-- Entries provided follows --

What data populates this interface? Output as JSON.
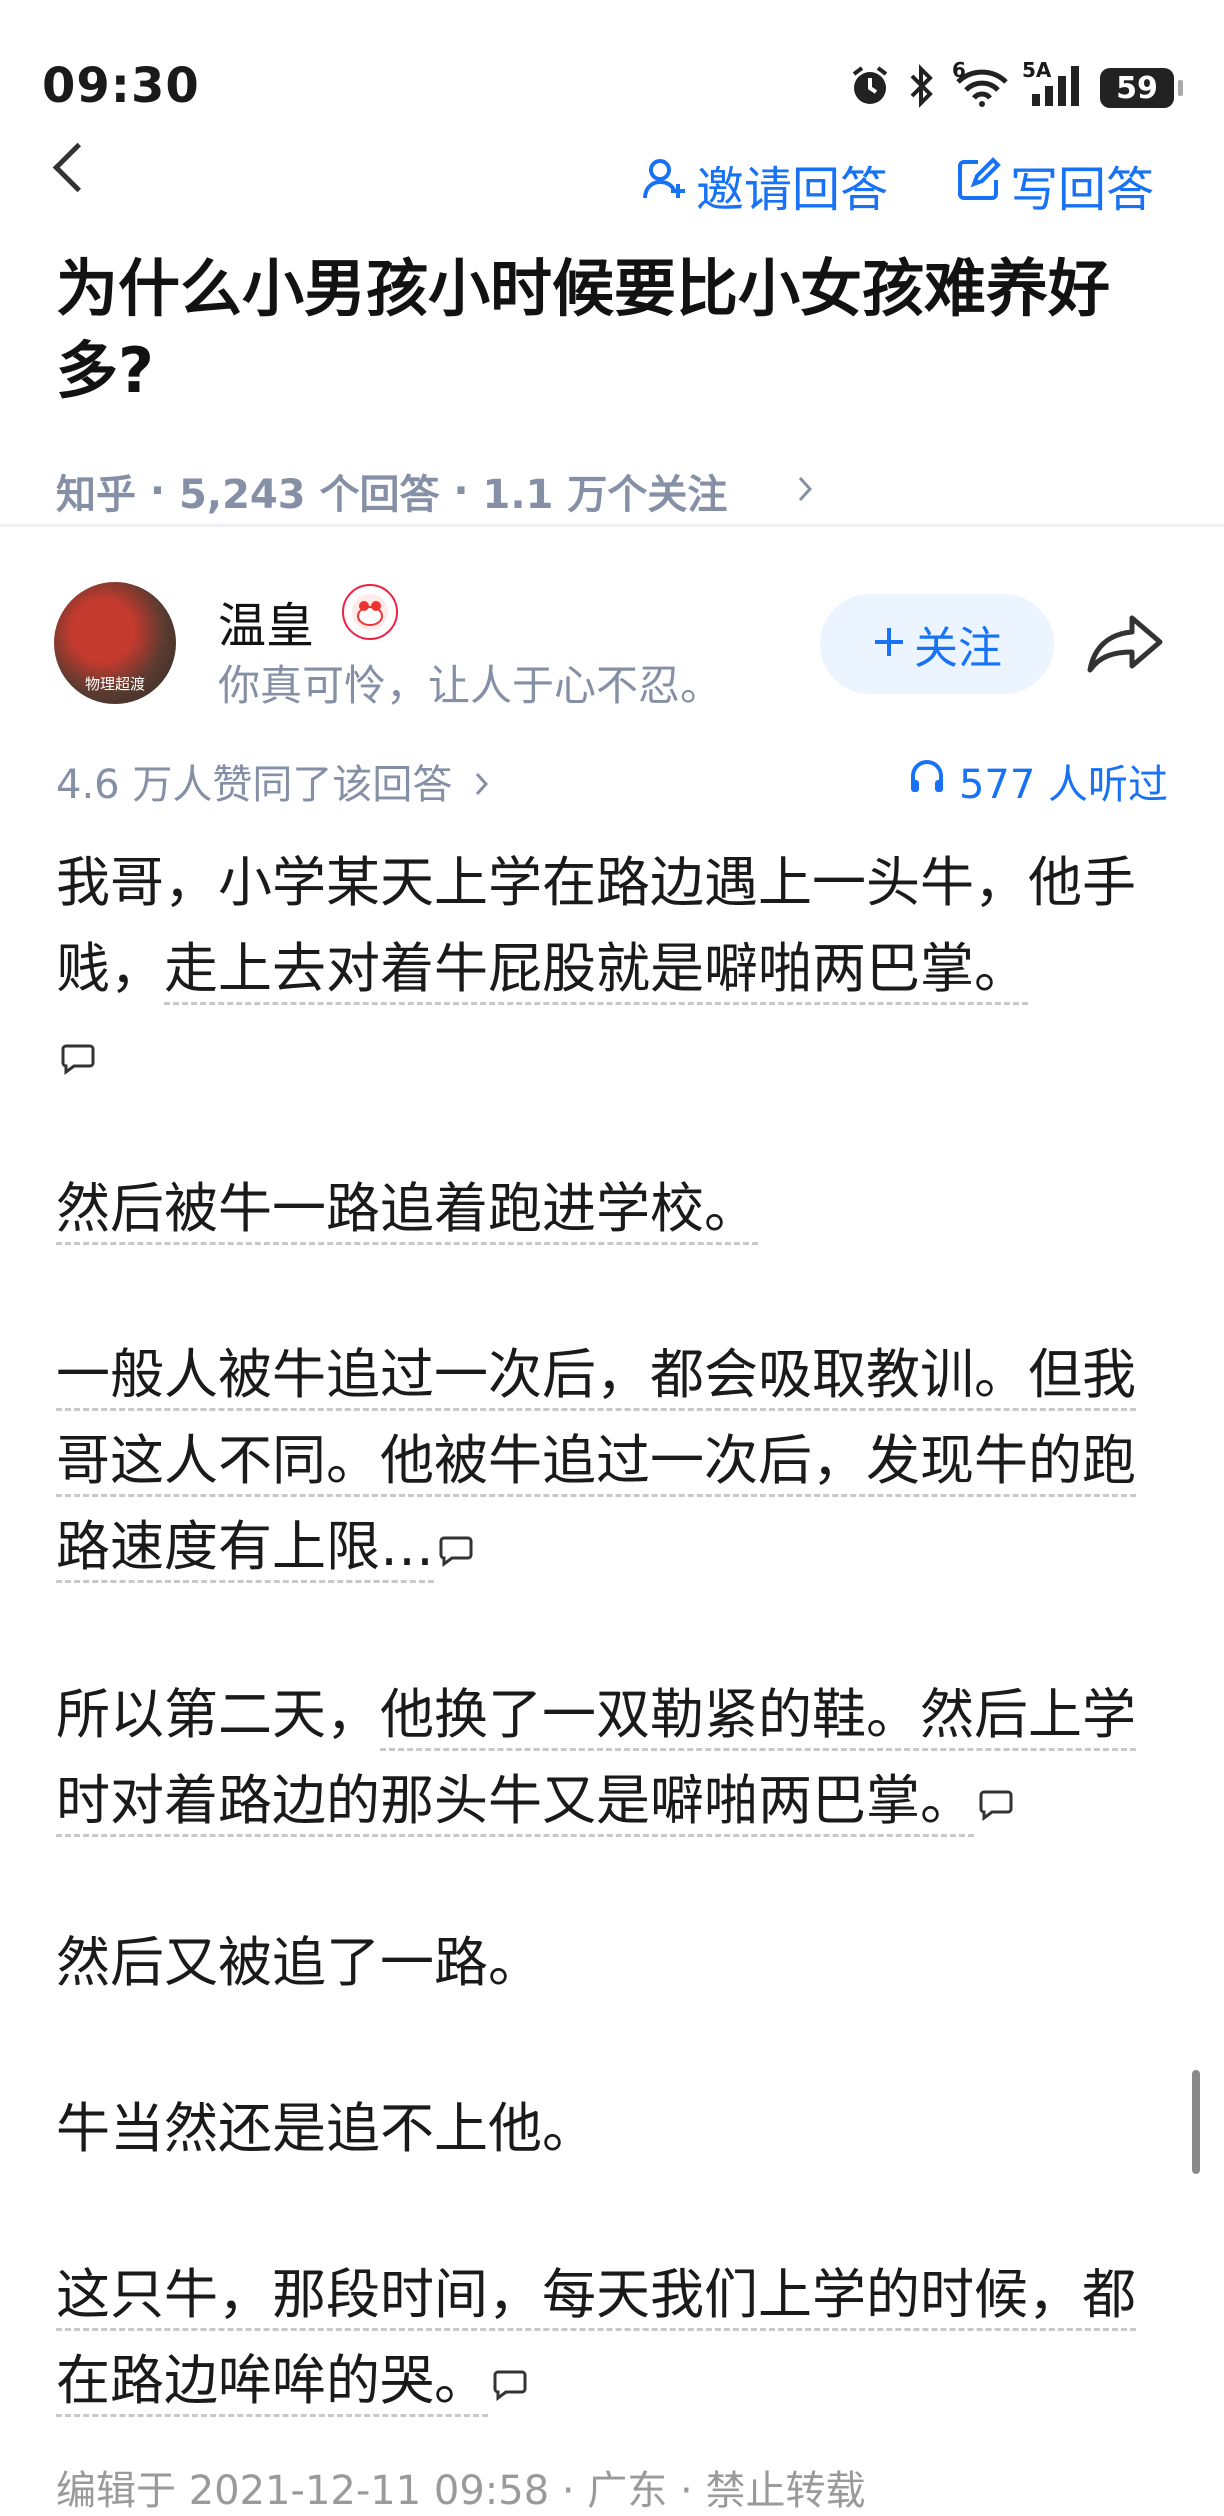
{
  "status_bar": {
    "time": "09:30",
    "network_wifi": "6",
    "network_cell": "5A",
    "battery": "59"
  },
  "nav": {
    "invite_label": "邀请回答",
    "write_label": "写回答"
  },
  "question": {
    "title": "为什么小男孩小时候要比小女孩难养好多?",
    "source": "知乎",
    "answers_count": "5,243 个回答",
    "followers": "1.1 万个关注"
  },
  "author": {
    "name": "温皇",
    "bio": "你真可怜，让人于心不忍。",
    "avatar_caption": "物理超渡",
    "follow_label": "关注"
  },
  "stats": {
    "votes": "4.6 万人赞同了该回答",
    "listened": "577 人听过"
  },
  "paragraphs": [
    {
      "lead": "我哥，小学某天上学在路边遇上一头牛，他手贱，",
      "underlined": "走上去对着牛屁股就是噼啪两巴掌。"
    },
    {
      "lead": "",
      "underlined": "然后被牛一路追着跑进学校。"
    },
    {
      "lead": "",
      "underlined": "一般人被牛追过一次后，都会吸取教训。但我哥这人不同。他被牛追过一次后，发现牛的跑路速度有上限…"
    },
    {
      "lead": "所以第二天，",
      "underlined": "他换了一双勒紧的鞋。然后上学时对着路边的那头牛又是噼啪两巴掌。"
    },
    {
      "lead": "然后又被追了一路。",
      "underlined": ""
    },
    {
      "lead": "牛当然还是追不上他。",
      "underlined": ""
    },
    {
      "lead": "",
      "underlined": "这只牛，那段时间，每天我们上学的时候，都在路边哞哞的哭。"
    }
  ],
  "footer": {
    "edited": "编辑于 2021-12-11 09:58 · 广东 · 禁止转载"
  },
  "colors": {
    "accent": "#1772f6",
    "meta_gray": "#8590a6",
    "follow_bg": "#ebf4ff"
  }
}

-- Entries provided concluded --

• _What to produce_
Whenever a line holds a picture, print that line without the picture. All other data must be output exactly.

• _Expected answer_
What data populates this interface? Output as JSON.
{
  "status_bar": {
    "time": "09:30",
    "network_wifi": "6",
    "network_cell": "5A",
    "battery": "59"
  },
  "nav": {
    "invite_label": "邀请回答",
    "write_label": "写回答"
  },
  "question": {
    "title": "为什么小男孩小时候要比小女孩难养好多?",
    "source": "知乎",
    "answers_count": "5,243 个回答",
    "followers": "1.1 万个关注"
  },
  "author": {
    "name": "温皇",
    "bio": "你真可怜，让人于心不忍。",
    "avatar_caption": "物理超渡",
    "follow_label": "关注"
  },
  "stats": {
    "votes": "4.6 万人赞同了该回答",
    "listened": "577 人听过"
  },
  "paragraphs": [
    {
      "lead": "我哥，小学某天上学在路边遇上一头牛，他手贱，",
      "underlined": "走上去对着牛屁股就是噼啪两巴掌。"
    },
    {
      "lead": "",
      "underlined": "然后被牛一路追着跑进学校。"
    },
    {
      "lead": "",
      "underlined": "一般人被牛追过一次后，都会吸取教训。但我哥这人不同。他被牛追过一次后，发现牛的跑路速度有上限…"
    },
    {
      "lead": "所以第二天，",
      "underlined": "他换了一双勒紧的鞋。然后上学时对着路边的那头牛又是噼啪两巴掌。"
    },
    {
      "lead": "然后又被追了一路。",
      "underlined": ""
    },
    {
      "lead": "牛当然还是追不上他。",
      "underlined": ""
    },
    {
      "lead": "",
      "underlined": "这只牛，那段时间，每天我们上学的时候，都在路边哞哞的哭。"
    }
  ],
  "footer": {
    "edited": "编辑于 2021-12-11 09:58 · 广东 · 禁止转载"
  },
  "colors": {
    "accent": "#1772f6",
    "meta_gray": "#8590a6",
    "follow_bg": "#ebf4ff"
  }
}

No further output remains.